I am sure that Wicksell, like all Austrians, know that in the market, multiple rates exist. The "natural rate" can be argued to be an abstract reference to the rates that would have otherwise existed in the absence of Fed/FR manipulation.
"I am sure that Wicksell, like all Austrians, know that in the market, multiple rates exist."ReplyDelete
"Like all Austrians," my eye, you joker.
Sraffians do not like chapter 17 of the General Theory, and they certainly don't like the Marginal Efficiency of Capital (which appears in other chapter, I know). You should look for a discussion between Paul Davidson and Gary Mongiovi on the subject.
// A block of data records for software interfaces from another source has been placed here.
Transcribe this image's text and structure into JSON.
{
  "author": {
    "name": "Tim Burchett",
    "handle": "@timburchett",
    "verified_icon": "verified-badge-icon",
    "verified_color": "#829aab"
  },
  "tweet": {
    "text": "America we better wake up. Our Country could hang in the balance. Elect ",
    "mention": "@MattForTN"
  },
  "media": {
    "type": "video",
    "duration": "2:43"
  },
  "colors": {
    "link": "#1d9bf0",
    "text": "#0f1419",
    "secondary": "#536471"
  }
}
It's in a book called "Interactions in Political Economy, Malvern after 10 years", edited by Steven Pressman (by the way, he wrote a great critique of Public Choice Theory, a subject you may want to talk about as it is, I believe, a cornerstone of Neoclassical and even Austrian attitudes towards public policy).ReplyDelete
Jan said:Lord Keynes!Ha ha!Yes that Christof most be joking!So now the founder of "Stockholm schoool of economics",old Swede Knut Wicksell are an "Austrian"?He was mentor to several justifiably famous Swedish economists who followed him, and one of the most influential economists of his time!Now are ,old radical,Swedish economist Knut Wicksell, suddenly reduced to be some "Austrian schoolar"??A footnote in Hayek´s work maybee??Do they knowReplyDelete
old Wicksell questioned the institutions of rank, marriage, the church and monarchy, and the military,fought for a more equal distribution of wealth and income?Advocated Progressive taxation,counter-cyclical budgets,low interest rates during recessions etc?Half of his work is in Swedish,so i guess they got him backwards!